Purchase price under the Transactions
Somercourt believes that the consideration to be paid by the Sino Prosper group to the Chairman (as vendor in each of the Transactions) is excessive and unjustified in each case, and that the overall terms of the Transactions as detailed in the Announcements do not reflect normal commercial terms and arm's length negotiations and are not fair and reasonable or in the interests of Sino Prosper and shareholders as a whole: ....."
Etcetera, the whole article can be read on the above link.
The above episode is interesting, for several reasons:
- It seems that in Hong Kong there are also enough cases with serious Corporate Governance concerns, even though its standards in general are higher than in Malaysia;
- Somercourt, an institutional investor, is actively fighting for its rights, the above article is copied in several places (for instance here); in Malaysia this would be extremely rare;

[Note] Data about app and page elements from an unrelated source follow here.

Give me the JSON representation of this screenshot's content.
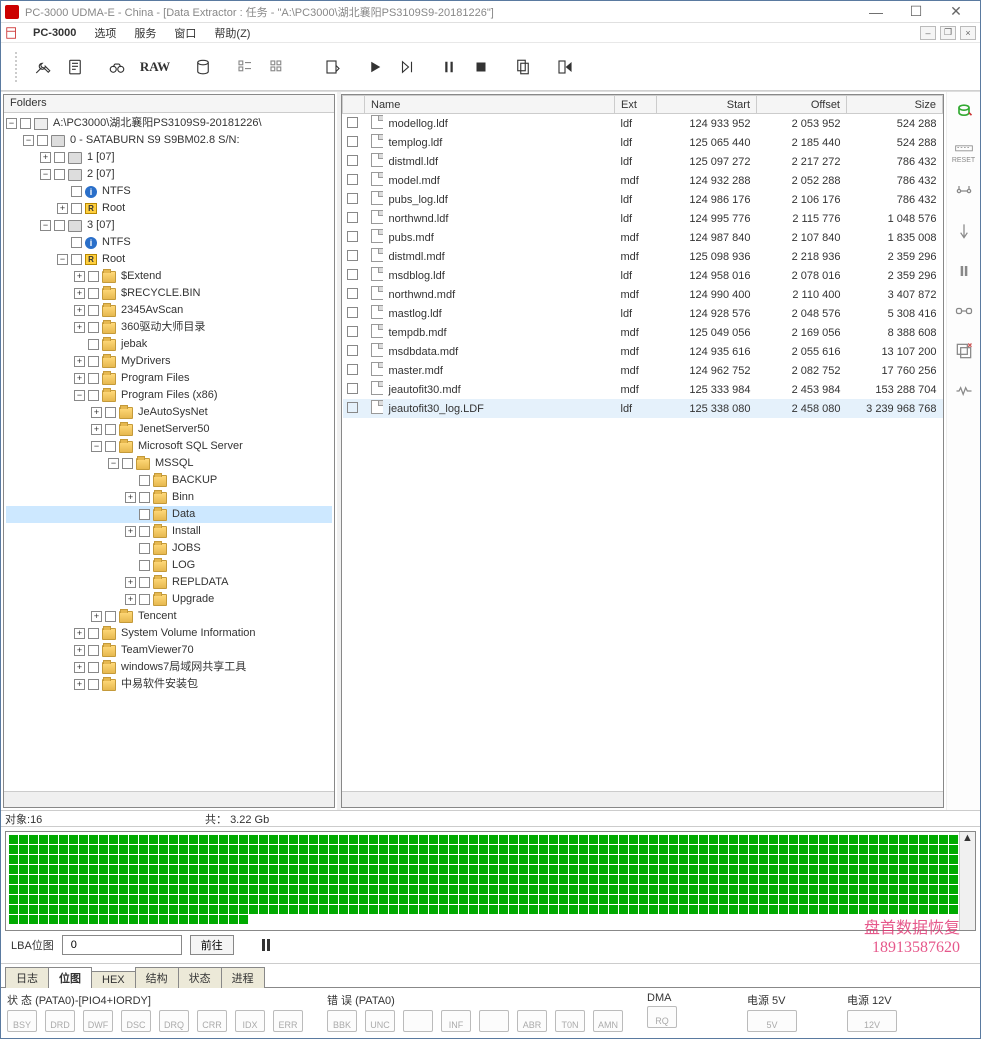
{
  "window": {
    "title": "PC-3000 UDMA-E - China - [Data Extractor : 任务 - \"A:\\PC3000\\湖北襄阳PS3109S9-20181226\"]"
  },
  "menu": {
    "app": "PC-3000",
    "items": [
      "选项",
      "服务",
      "窗口",
      "帮助(Z)"
    ]
  },
  "toolbar_raw": "RAW",
  "folders": {
    "header": "Folders",
    "root": "A:\\PC3000\\湖北襄阳PS3109S9-20181226\\",
    "device": "0 - SATABURN   S9 S9BM02.8  S/N:",
    "p1": "1 [07]",
    "p2": "2 [07]",
    "p3": "3 [07]",
    "ntfs": "NTFS",
    "root_label": "Root",
    "items": {
      "extend": "$Extend",
      "recycle": "$RECYCLE.BIN",
      "avscan": "2345AvScan",
      "driver360": "360驱动大师目录",
      "jebak": "jebak",
      "mydrivers": "MyDrivers",
      "pf": "Program Files",
      "pfx86": "Program Files (x86)",
      "jeauto": "JeAutoSysNet",
      "jenet": "JenetServer50",
      "mssql_server": "Microsoft SQL Server",
      "mssql": "MSSQL",
      "backup": "BACKUP",
      "binn": "Binn",
      "data": "Data",
      "install": "Install",
      "jobs": "JOBS",
      "log": "LOG",
      "repldata": "REPLDATA",
      "upgrade": "Upgrade",
      "tencent": "Tencent",
      "svi": "System Volume Information",
      "teamviewer": "TeamViewer70",
      "win7share": "windows7局域网共享工具",
      "zhongyi": "中易软件安装包"
    }
  },
  "files": {
    "columns": {
      "name": "Name",
      "ext": "Ext",
      "start": "Start",
      "offset": "Offset",
      "size": "Size"
    },
    "rows": [
      {
        "name": "modellog.ldf",
        "ext": "ldf",
        "start": "124 933 952",
        "offset": "2 053 952",
        "size": "524 288"
      },
      {
        "name": "templog.ldf",
        "ext": "ldf",
        "start": "125 065 440",
        "offset": "2 185 440",
        "size": "524 288"
      },
      {
        "name": "distmdl.ldf",
        "ext": "ldf",
        "start": "125 097 272",
        "offset": "2 217 272",
        "size": "786 432"
      },
      {
        "name": "model.mdf",
        "ext": "mdf",
        "start": "124 932 288",
        "offset": "2 052 288",
        "size": "786 432"
      },
      {
        "name": "pubs_log.ldf",
        "ext": "ldf",
        "start": "124 986 176",
        "offset": "2 106 176",
        "size": "786 432"
      },
      {
        "name": "northwnd.ldf",
        "ext": "ldf",
        "start": "124 995 776",
        "offset": "2 115 776",
        "size": "1 048 576"
      },
      {
        "name": "pubs.mdf",
        "ext": "mdf",
        "start": "124 987 840",
        "offset": "2 107 840",
        "size": "1 835 008"
      },
      {
        "name": "distmdl.mdf",
        "ext": "mdf",
        "start": "125 098 936",
        "offset": "2 218 936",
        "size": "2 359 296"
      },
      {
        "name": "msdblog.ldf",
        "ext": "ldf",
        "start": "124 958 016",
        "offset": "2 078 016",
        "size": "2 359 296"
      },
      {
        "name": "northwnd.mdf",
        "ext": "mdf",
        "start": "124 990 400",
        "offset": "2 110 400",
        "size": "3 407 872"
      },
      {
        "name": "mastlog.ldf",
        "ext": "ldf",
        "start": "124 928 576",
        "offset": "2 048 576",
        "size": "5 308 416"
      },
      {
        "name": "tempdb.mdf",
        "ext": "mdf",
        "start": "125 049 056",
        "offset": "2 169 056",
        "size": "8 388 608"
      },
      {
        "name": "msdbdata.mdf",
        "ext": "mdf",
        "start": "124 935 616",
        "offset": "2 055 616",
        "size": "13 107 200"
      },
      {
        "name": "master.mdf",
        "ext": "mdf",
        "start": "124 962 752",
        "offset": "2 082 752",
        "size": "17 760 256"
      },
      {
        "name": "jeautofit30.mdf",
        "ext": "mdf",
        "start": "125 333 984",
        "offset": "2 453 984",
        "size": "153 288 704"
      },
      {
        "name": "jeautofit30_log.LDF",
        "ext": "ldf",
        "start": "125 338 080",
        "offset": "2 458 080",
        "size": "3 239 968 768"
      }
    ]
  },
  "status": {
    "objects_label": "对象:",
    "objects_value": "16",
    "total_label": "共：",
    "total_value": "3.22 Gb"
  },
  "lba": {
    "label": "LBA位图",
    "value": "0",
    "go": "前往"
  },
  "tabs": [
    "日志",
    "位图",
    "HEX",
    "结构",
    "状态",
    "进程"
  ],
  "active_tab": 1,
  "hw": {
    "state_label": "状 态 (PATA0)-[PIO4+IORDY]",
    "state_slots": [
      "BSY",
      "DRD",
      "DWF",
      "DSC",
      "DRQ",
      "CRR",
      "IDX",
      "ERR"
    ],
    "err_label": "错 误 (PATA0)",
    "err_slots": [
      "BBK",
      "UNC",
      "",
      "INF",
      "",
      "ABR",
      "T0N",
      "AMN"
    ],
    "dma_label": "DMA",
    "dma_slots": [
      "RQ"
    ],
    "pwr5_label": "电源 5V",
    "pwr5_slot": "5V",
    "pwr12_label": "电源 12V",
    "pwr12_slot": "12V"
  },
  "watermark": {
    "line1": "盘首数据恢复",
    "line2": "18913587620"
  },
  "bubble": "45",
  "right_reset": "RESET"
}
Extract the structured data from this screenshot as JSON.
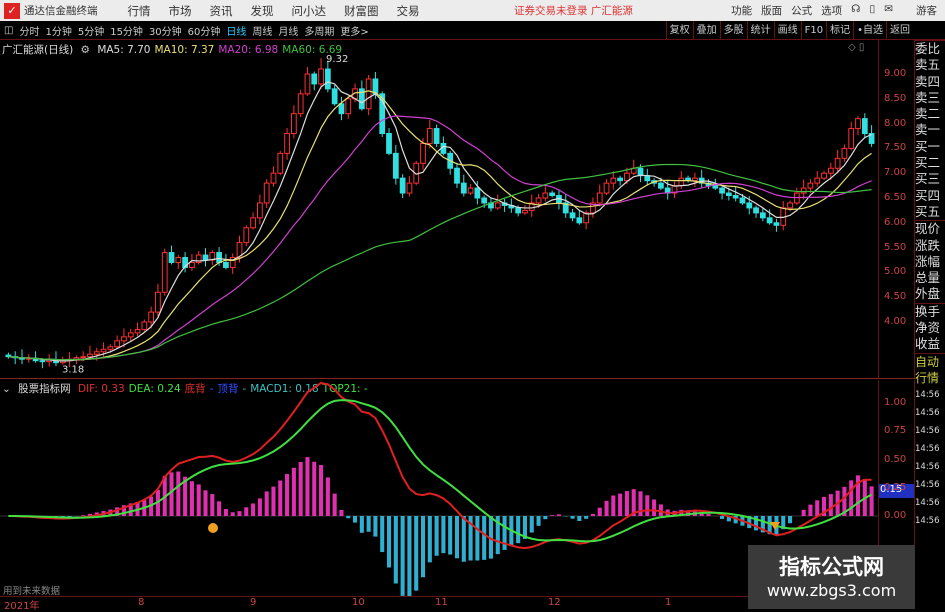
{
  "titlebar": {
    "app": "通达信金融终端",
    "menus": [
      "行情",
      "市场",
      "资讯",
      "发现",
      "问小达",
      "财富圈",
      "交易"
    ],
    "warning": "证券交易未登录 广汇能源",
    "right": [
      "功能",
      "版面",
      "公式",
      "选项"
    ],
    "user": "游客"
  },
  "toolbar": {
    "periods": [
      "分时",
      "1分钟",
      "5分钟",
      "15分钟",
      "30分钟",
      "60分钟",
      "日线",
      "周线",
      "月线",
      "多周期",
      "更多>"
    ],
    "active": "日线",
    "buttons": [
      "复权",
      "叠加",
      "多股",
      "统计",
      "画线",
      "F10",
      "标记",
      "•自选",
      "返回"
    ]
  },
  "main": {
    "stock": "广汇能源(日线)",
    "ma": [
      {
        "label": "MA5: 7.70",
        "color": "#dddddd"
      },
      {
        "label": "MA10: 7.37",
        "color": "#e8e070"
      },
      {
        "label": "MA20: 6.98",
        "color": "#d040d0"
      },
      {
        "label": "MA60: 6.69",
        "color": "#40c040"
      }
    ],
    "high_label": "9.32",
    "low_label": "3.18",
    "price_ticks": [
      "9.00",
      "8.50",
      "8.00",
      "7.50",
      "7.00",
      "6.50",
      "6.00",
      "5.50",
      "5.00",
      "4.50",
      "4.00"
    ],
    "closes": [
      3.3,
      3.28,
      3.25,
      3.27,
      3.22,
      3.2,
      3.24,
      3.18,
      3.22,
      3.25,
      3.28,
      3.3,
      3.35,
      3.4,
      3.45,
      3.5,
      3.62,
      3.7,
      3.78,
      3.85,
      4.0,
      4.2,
      4.6,
      5.4,
      5.2,
      5.3,
      5.1,
      5.2,
      5.35,
      5.25,
      5.4,
      5.2,
      5.1,
      5.3,
      5.6,
      5.9,
      6.1,
      6.4,
      6.8,
      7.0,
      7.4,
      7.8,
      8.2,
      8.6,
      9.0,
      8.8,
      9.1,
      8.7,
      8.4,
      8.2,
      8.5,
      8.7,
      8.3,
      8.9,
      8.6,
      7.8,
      7.4,
      6.9,
      6.6,
      6.8,
      7.2,
      7.6,
      7.9,
      7.6,
      7.4,
      7.1,
      6.8,
      6.6,
      6.7,
      6.5,
      6.4,
      6.3,
      6.4,
      6.35,
      6.3,
      6.2,
      6.25,
      6.4,
      6.5,
      6.6,
      6.55,
      6.4,
      6.2,
      6.1,
      6.0,
      6.2,
      6.4,
      6.6,
      6.8,
      6.9,
      6.85,
      7.0,
      7.1,
      6.95,
      6.85,
      6.8,
      6.7,
      6.6,
      6.75,
      6.9,
      6.85,
      6.9,
      6.8,
      6.75,
      6.7,
      6.6,
      6.55,
      6.5,
      6.4,
      6.3,
      6.2,
      6.1,
      6.0,
      5.95,
      6.3,
      6.4,
      6.6,
      6.7,
      6.8,
      6.9,
      7.0,
      7.1,
      7.3,
      7.5,
      7.9,
      8.1,
      7.8,
      7.6
    ]
  },
  "indicator": {
    "name": "股票指标网",
    "items": [
      {
        "label": "DIF: 0.33",
        "color": "#e03030"
      },
      {
        "label": "DEA: 0.24",
        "color": "#40e040"
      },
      {
        "label": "底背",
        "color": "#e03030"
      },
      {
        "label": "-",
        "color": "#3060ff"
      },
      {
        "label": "顶背",
        "color": "#3050ff"
      },
      {
        "label": "-",
        "color": "#40c0c0"
      },
      {
        "label": "MACD1: 0.18",
        "color": "#40c0c0"
      },
      {
        "label": "TOP21: -",
        "color": "#40e040"
      }
    ],
    "ticks": [
      "1.00",
      "0.75",
      "0.50",
      "0.25",
      "0.00"
    ],
    "current": "0.15",
    "note": "用到未来数据"
  },
  "dates": [
    "2021年",
    "8",
    "9",
    "10",
    "11",
    "12",
    "1"
  ],
  "rightpanel": {
    "quote": [
      "委比",
      "卖五",
      "卖四",
      "卖三",
      "卖二",
      "卖一",
      "买一",
      "买二",
      "买三",
      "买四",
      "买五",
      "现价",
      "涨跌",
      "涨幅",
      "总量",
      "外盘",
      "换手",
      "净资",
      "收益"
    ],
    "ticks": [
      "自动",
      "行情",
      "14:56",
      "14:56",
      "14:56",
      "14:56",
      "14:56",
      "14:56",
      "14:56",
      "14:56"
    ]
  },
  "watermark": {
    "title": "指标公式网",
    "url": "www.zbgs3.com"
  }
}
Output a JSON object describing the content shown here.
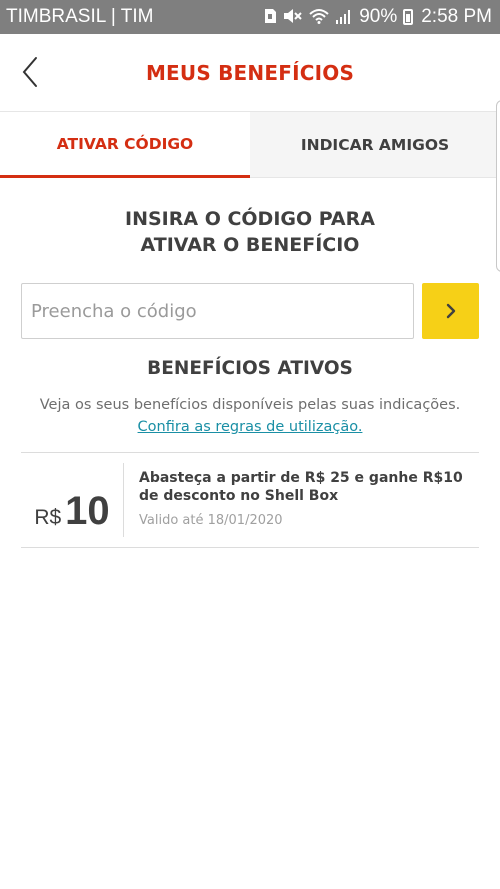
{
  "status_bar": {
    "carrier": "TIMBRASIL | TIM",
    "battery": "90%",
    "time": "2:58 PM",
    "icons": [
      "sd-card-icon",
      "mute-icon",
      "wifi-icon",
      "signal-icon",
      "battery-charging-icon"
    ]
  },
  "header": {
    "title": "MEUS BENEFÍCIOS",
    "back_icon": "chevron-left-icon"
  },
  "tabs": [
    {
      "label": "ATIVAR CÓDIGO",
      "active": true
    },
    {
      "label": "INDICAR AMIGOS",
      "active": false
    }
  ],
  "code_section": {
    "heading_line1": "INSIRA O CÓDIGO PARA",
    "heading_line2": "ATIVAR O BENEFÍCIO",
    "input_placeholder": "Preencha o código",
    "input_value": "",
    "submit_icon": "chevron-right-icon"
  },
  "benefits": {
    "heading": "BENEFÍCIOS ATIVOS",
    "description": "Veja os seus benefícios disponíveis pelas suas indicações.",
    "rules_link": "Confira as regras de utilização.",
    "items": [
      {
        "currency": "R$",
        "amount": "10",
        "title": "Abasteça a partir de R$ 25 e ganhe R$10 de desconto no Shell Box",
        "validity": "Valido até 18/01/2020"
      }
    ]
  },
  "colors": {
    "brand_red": "#d42e12",
    "brand_yellow": "#f6d017",
    "link": "#1a8fa5",
    "status_bar": "#7f7f7f"
  }
}
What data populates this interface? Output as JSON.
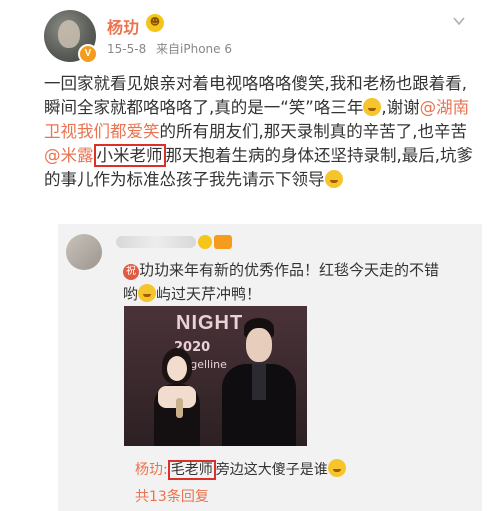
{
  "post": {
    "username": "杨玏",
    "date": "15-5-8",
    "source": "来自iPhone 6",
    "text_1": "一回家就看见娘亲对着电视咯咯咯傻笑,我和老杨也跟着看,瞬间全家就都咯咯咯了,真的是一“笑”咯三年",
    "text_2": ",谢谢",
    "mention_1": "@湖南卫视我们都爱笑",
    "text_3": "的所有朋友们,那天录制真的辛苦了,也辛苦",
    "mention_2": "@米露",
    "boxed_1": "小米老师",
    "text_4": "那天抱着生病的身体还坚持录制,最后,坑爹的事儿作为标准怂孩子我先请示下领导"
  },
  "repost": {
    "zhu_label": "祝",
    "text": "玏玏来年有新的优秀作品！红毯今天走的不错哟",
    "text_tail": "屿过天芹冲鸭！",
    "photo_logo_a": "NIGHT",
    "photo_logo_b": "2020",
    "photo_logo_c": "Magelline",
    "reply_name": "杨玏:",
    "reply_boxed": "毛老师",
    "reply_text": "旁边这大傻子是谁",
    "reply_count": "共13条回复"
  },
  "icons": {
    "avatar": "avatar",
    "verified": "verified-badge-icon",
    "vip": "vip-icon",
    "menu": "chevron-down-icon",
    "emoji": "emoji-icon"
  },
  "colors": {
    "link": "#eb7350",
    "box": "#d9302b",
    "card_bg": "#f2f2f2"
  }
}
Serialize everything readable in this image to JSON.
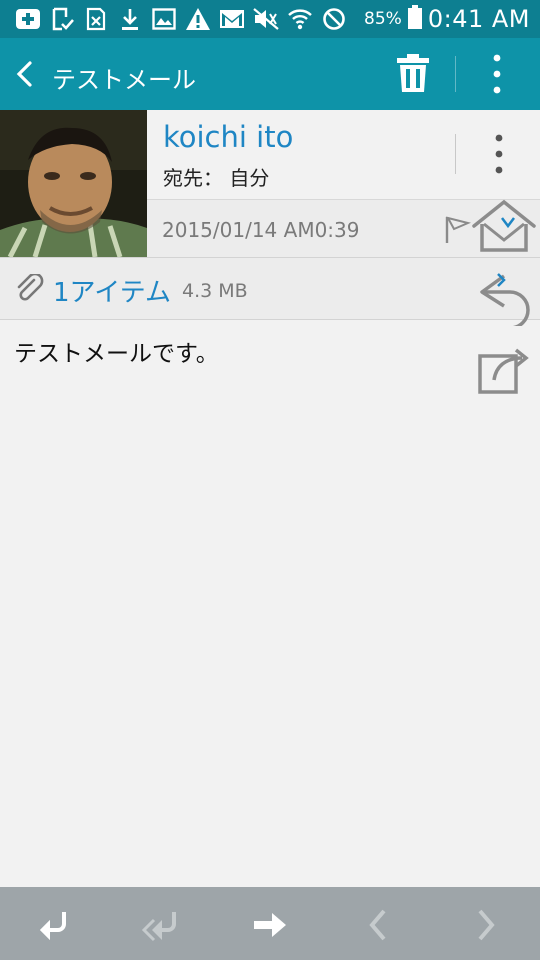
{
  "status_bar": {
    "battery_percent": "85%",
    "time": "0:41 AM",
    "icons": [
      "notification-plus-icon",
      "download-check-icon",
      "excel-doc-icon",
      "download-icon",
      "image-icon",
      "warning-icon",
      "gmail-icon",
      "mute-icon",
      "wifi-icon",
      "block-icon",
      "battery-icon"
    ]
  },
  "action_bar": {
    "title": "テストメール",
    "icons": [
      "back-icon",
      "trash-icon",
      "more-vert-icon"
    ]
  },
  "message": {
    "sender_name": "koichi ito",
    "recipient": "宛先： 自分",
    "date": "2015/01/14  AM0:39",
    "attachment_count": "1アイテム",
    "attachment_size": "4.3 MB",
    "body": "テストメールです。"
  },
  "bottom_bar": {
    "buttons": [
      "reply-icon",
      "reply-all-icon",
      "forward-icon",
      "previous-icon",
      "next-icon"
    ]
  },
  "colors": {
    "status_bar": "#0d7f91",
    "action_bar": "#0e93a8",
    "accent_blue": "#1f86c4",
    "bottom_bar": "#9ea5a9"
  }
}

- Sine Prosper paid a large amount of cash without asking permission from the minority shareholders; the same seems to be true in Malaysia, for instance in the case of Protasco the company paid out significant cash deposits of RM 50 million as upfront payment, more than 13% of the shareholders funds as of December 31, 2011. There are other glaring similarities, for instance the Protasco funds are also not interest baring, the lack of essential information, the long time that the deal takes, etc.
Regarding the second issue, MSWG stated on its website the following:
"..... I wish to inform that MSWG has been entrusted by the SC, the owner of the CG Blueprint, to spearhead the formulation of a new code for institutional investors (Institutional Investors Code). A Steering Committee comprising key senior representatives from the institutional investor fraternity has been formed to develop the Code for Malaysia and the 1st Steering Committee meeting was held on 12 July 2013. I was very encouraged by the support given by the heads from the various institutional funds who had also played their stewardship roles and shown their commitment for the project. I look forward to a series of engaging and insightful deliberations to deliver the Institutional Investors Code targeted to roll out by the 1st quarter of 2014."
That sounds good, and is long overdue, institutional investors in Malaysia have been much to quiet, they are hardly ever seen fighting for the people whose money they manage. They have in the past voted many times in "mysterious" ways, approving deals proposed by the majority shareholders, deals that looked outright bad to the minority shareholders.
But, to be honest, I don't understand why this all has to take so long time, institutional investors just have to start acting for the people whose money they manage, nothing more and nothing less. I have no problem that they first (behind the scenes) try to overturn a deal that looks bad. But if they don't succeed, they have to get vocal, issue a public statement (which most likely will be reported by the local media) what is wrong with the deal and why they are going to vote against it. They should also voice their concern on AGMs and EGMs.